Although, Eary’s initial reaction to studying Menswear Design is not entirely invalid. At the time of her beginning in design, men’s clothing was a bit boring. There was nothing like the level of interest in it as we enjoy today, and men’s self-expression had yet to be appropriated in the name of fashion: “Well it was 2003, so it was when it was starting to get exciting. Like Dior, Raf was doing his thing and it was so, it was exciting, but it’s just nowhere near what it is now.” Looking back, for Eary, “It was like there was no rules, there still are no rules, but just everything seemed so new then and so fresh to do stuff on such a mad scale. I think it did seem quite new at the time”. Eary, designer and director of her independent label, little did she know at the time, would go on to flourish alongside the menswear industry. Her beginnings as a men’s fashion designer were the grassroots of the menswear campaign which has taken hold, and she reminisces to say that “the reason that London Fashion Week Men’s even exists is because it was myself and probably, I don’t know, like eight others making so much noise tacked on the end of Women’s Fashion Week that they had to create a Men’s Fashion Week.” Now, Eary shows at LFW:M and is a staple of the weekend schedule. The Menswear industry in Britain is estimated to be worth £14.1 billion and accounts for 25% of the total clothing market, according to Mintel’s British Lifestyles in 2016.

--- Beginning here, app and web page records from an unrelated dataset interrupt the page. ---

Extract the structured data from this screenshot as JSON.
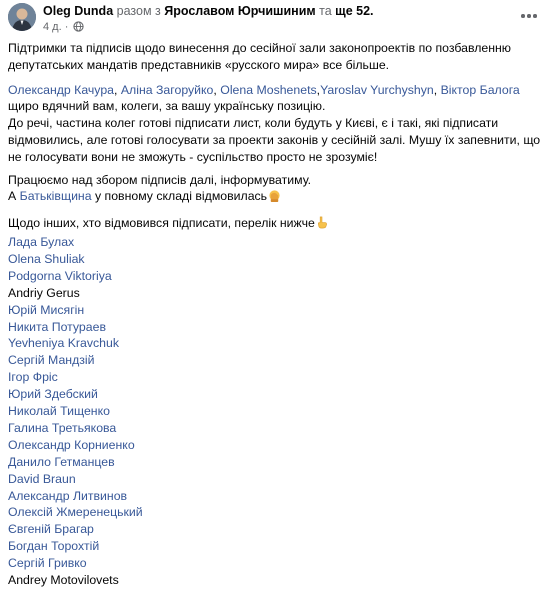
{
  "author": {
    "name": "Oleg Dunda",
    "with_text": "разом з",
    "tagged": "Ярославом Юрчишиним",
    "and_text": "та",
    "others": "ще 52.",
    "time": "4 д.",
    "privacy_icon": "globe-icon"
  },
  "post": {
    "para1": "Підтримки та підписів щодо винесення до сесійної зали законопроектів по позбавленню депутатських мандатів представників «русского мира» все більше.",
    "thanks_names": [
      "Олександр Качура",
      "Аліна Загоруйко",
      "Olena Moshenets",
      "Yaroslav Yurchyshyn",
      "Віктор Балога"
    ],
    "thanks_tail": "щиро вдячний вам, колеги, за вашу українську позицію.",
    "para3": "До речі, частина колег готові підписати лист, коли будуть у Києві, є і такі, які підписати відмовились, але готові голосувати за проекти законів у сесійній залі. Мушу їх запевнити, що не  голосувати вони не зможуть - суспільство просто не зрозуміє!",
    "para4_line1": "Працюємо над збором підписів далі, інформуватиму.",
    "para4_prefix": "А ",
    "batkivshchyna": "Батьківщина",
    "para4_suffix": " у повному складі відмовилась",
    "list_intro": "Щодо інших, хто відмовився підписати, перелік нижче",
    "refused": [
      {
        "name": "Лада Булах",
        "linked": true
      },
      {
        "name": "Olena Shuliak",
        "linked": true
      },
      {
        "name": "Podgorna Viktoriya",
        "linked": true
      },
      {
        "name": "Andriy Gerus",
        "linked": false
      },
      {
        "name": "Юрій Мисягін",
        "linked": true
      },
      {
        "name": "Никита Потураев",
        "linked": true
      },
      {
        "name": "Yevheniya Kravchuk",
        "linked": true
      },
      {
        "name": "Сергій Мандзій",
        "linked": true
      },
      {
        "name": "Ігор Фріс",
        "linked": true
      },
      {
        "name": "Юрий Здебский",
        "linked": true
      },
      {
        "name": "Николай Тищенко",
        "linked": true
      },
      {
        "name": "Галина Третьякова",
        "linked": true
      },
      {
        "name": "Олександр Корниенко",
        "linked": true
      },
      {
        "name": "Данило Гетманцев",
        "linked": true
      },
      {
        "name": "David Braun",
        "linked": true
      },
      {
        "name": "Александр Литвинов",
        "linked": true
      },
      {
        "name": "Олексій Жмеренецький",
        "linked": true
      },
      {
        "name": "Євгеній Брагар",
        "linked": true
      },
      {
        "name": "Богдан Торохтій",
        "linked": true
      },
      {
        "name": "Сергій Гривко",
        "linked": true
      },
      {
        "name": "Andrey  Motovilovets",
        "linked": false
      }
    ]
  },
  "colors": {
    "link": "#385898",
    "text": "#050505",
    "muted": "#65676b"
  }
}
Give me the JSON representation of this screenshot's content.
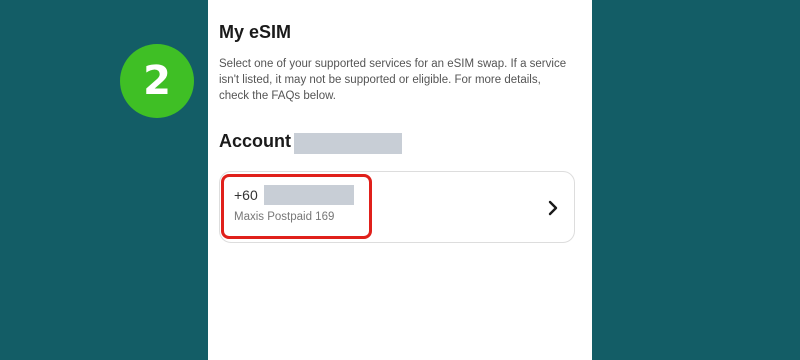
{
  "step": {
    "number": "2"
  },
  "screen": {
    "title": "My eSIM",
    "description": "Select one of your supported services for an eSIM swap. If a service isn't listed, it may not be supported or eligible. For more details, check the FAQs below.",
    "account_label": "Account",
    "account_card": {
      "number_prefix": "+60",
      "plan_name": "Maxis Postpaid 169"
    }
  },
  "colors": {
    "background": "#135d66",
    "badge": "#3fbf25",
    "highlight": "#e0201b",
    "redaction": "#c8ced6"
  },
  "icons": {
    "card_arrow": "chevron-right-icon"
  }
}
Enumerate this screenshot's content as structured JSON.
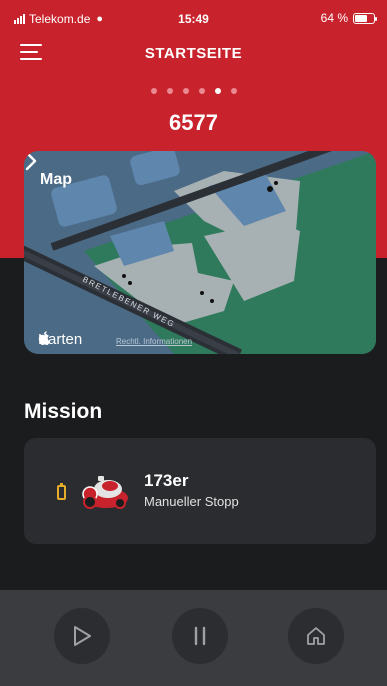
{
  "status_bar": {
    "carrier": "Telekom.de",
    "time": "15:49",
    "battery": "64 %"
  },
  "header": {
    "title": "STARTSEITE",
    "pages": 6,
    "active_page": 4
  },
  "counter": "6577",
  "map": {
    "title": "Map",
    "road": "BRETLEBENER WEG",
    "attribution": "Karten",
    "legal": "Rechtl. Informationen"
  },
  "mission": {
    "heading": "Mission",
    "robot_name": "173er",
    "status": "Manueller Stopp"
  },
  "controls": {
    "play": "play-icon",
    "pause": "pause-icon",
    "home": "home-icon"
  },
  "colors": {
    "brand": "#c8232c",
    "background": "#1b1c1e",
    "card": "#2b2c2f",
    "battery": "#e6ad2b"
  }
}
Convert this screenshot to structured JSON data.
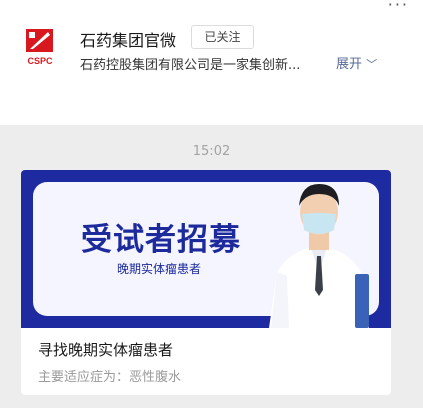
{
  "account": {
    "logo_text": "CSPC",
    "name": "石药集团官微",
    "follow_label": "已关注",
    "description": "石药控股集团有限公司是一家集创新...",
    "expand_label": "展开"
  },
  "menu": {
    "more_label": "···"
  },
  "message": {
    "time": "15:02"
  },
  "article": {
    "banner_title": "受试者招募",
    "banner_subtitle": "晚期实体瘤患者",
    "title": "寻找晚期实体瘤患者",
    "meta": "主要适应症为：恶性腹水"
  },
  "colors": {
    "brand_blue": "#1e2a9f",
    "logo_red": "#d7191f",
    "link": "#576b95"
  }
}
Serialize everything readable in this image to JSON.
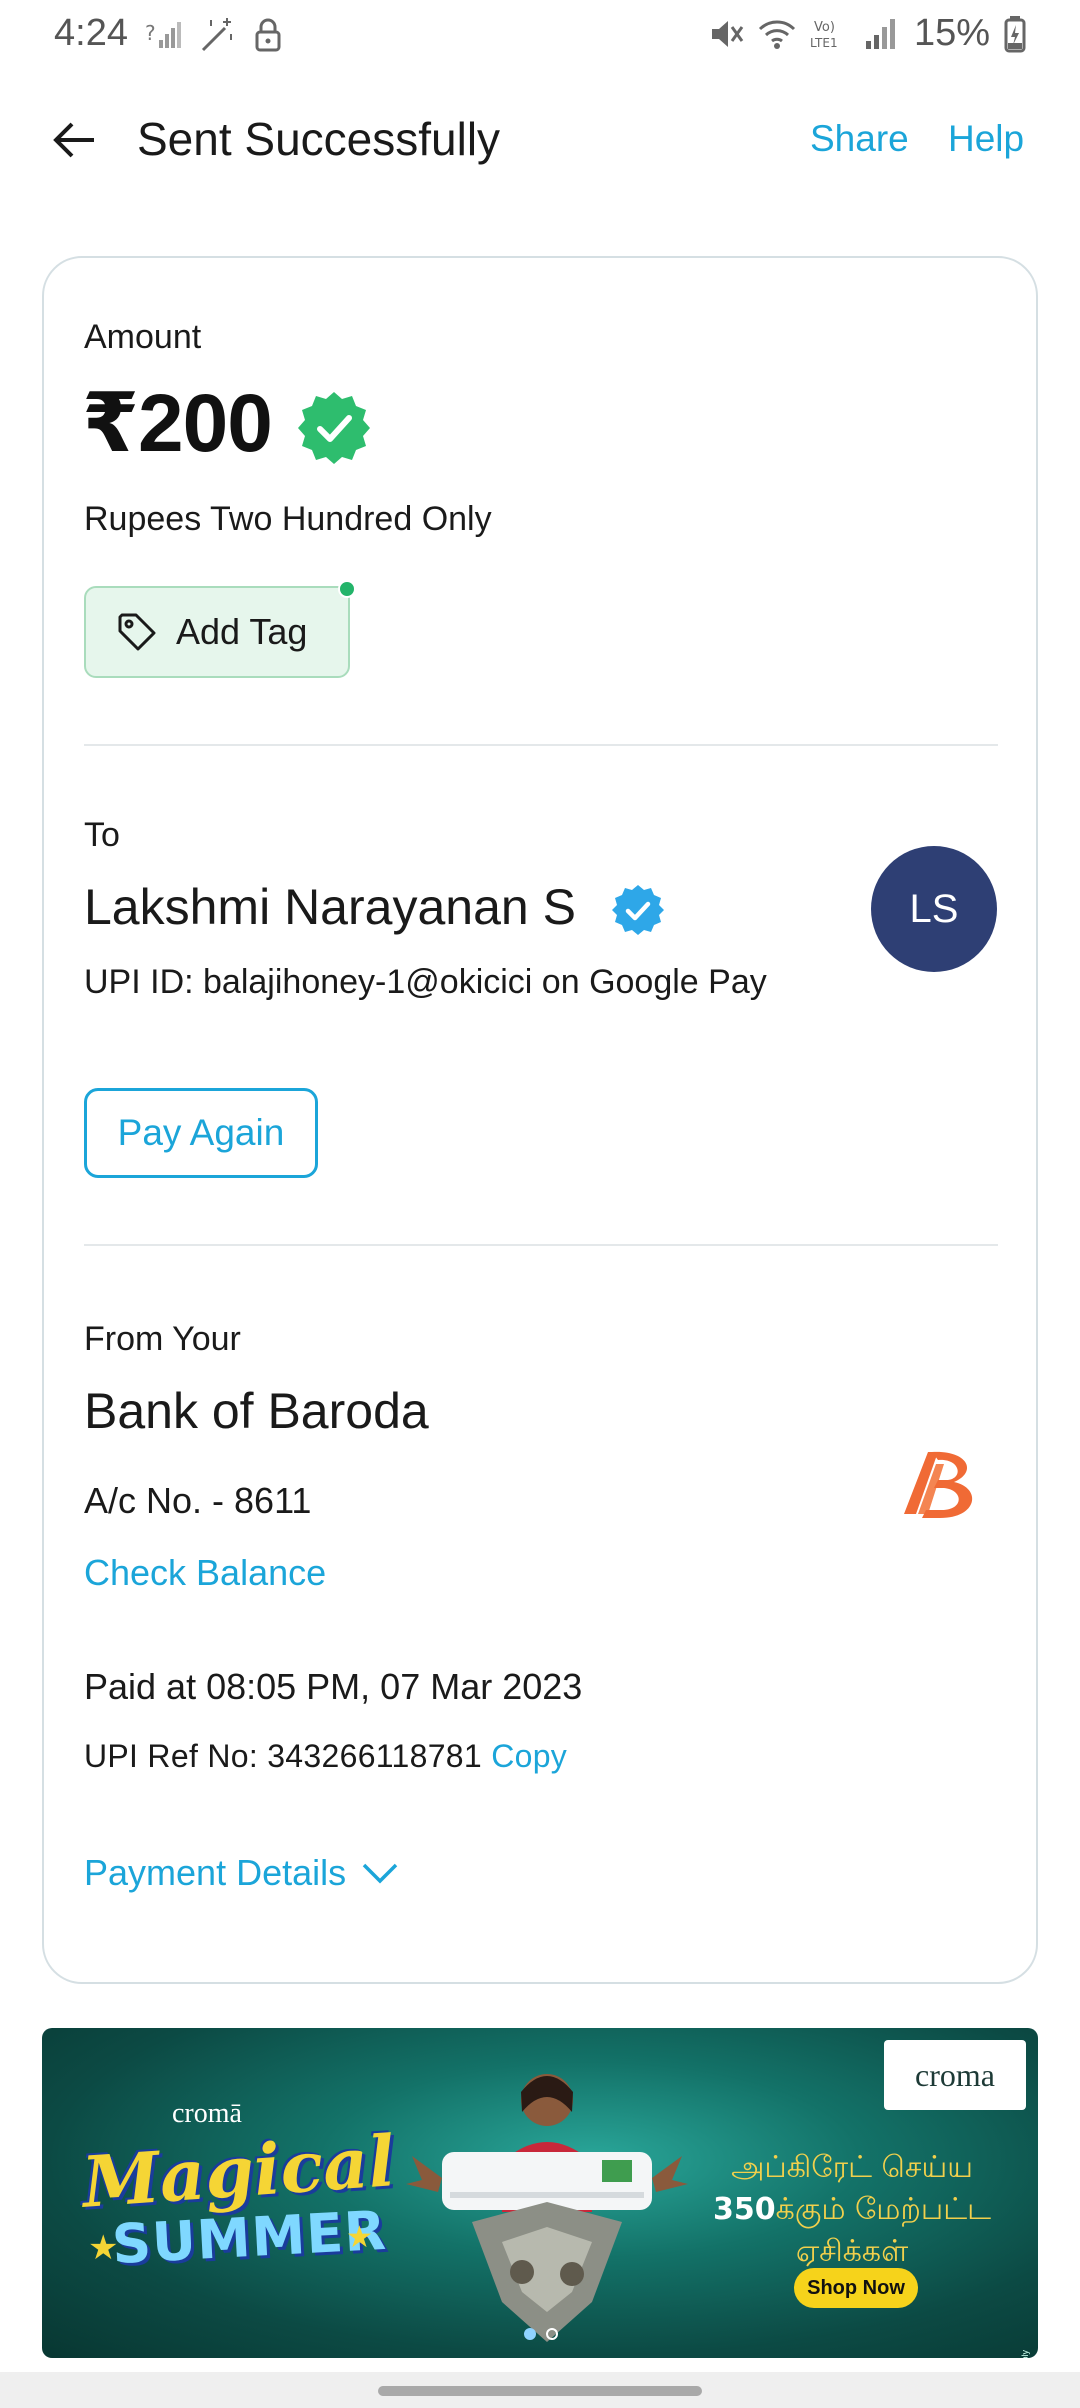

Piercing the noise which fills the background of passing traffic, occasional bleeps of public transport and the added inconvenience of dodgy reception, Eary’s thick, London accent sings as she meanders between topics. Her honesty and openness in discussion is utterly refreshing as the observant designer tells me how she sees the industry today. Having upped and left for LA, only to recoil to London soon after, she says: “I had loads of plans to go to the US and just leave London. Kind of just like left everything and thought, ‘you know what? I’m going to have a break’. And then I got to LA and I was just like ‘actually I fucking hate it here’. So I came back and I was just like ‘oh I’ll just do a collection and see what happens.’” Hesitant of sounding too negative about the industry that she is a part of, she explains how, after working eight years in it, it is now a completely different industry. “People themselves, designers themselves become fashionable, where they are in one minute and out the next and it’s so disposable, it’s kind of scary. So unless you’ve got like a real good core skill set, I think it’s more heartbreaking than ever.” She goes on to say that “in [her] time, there were so many designers who, at one point, were absolutely thriving, now they’ve just completely disappeared and that happens more and more and more”.
Read the full interview in the Spring/Summer 17 issue of Men’s Fashion Ireland.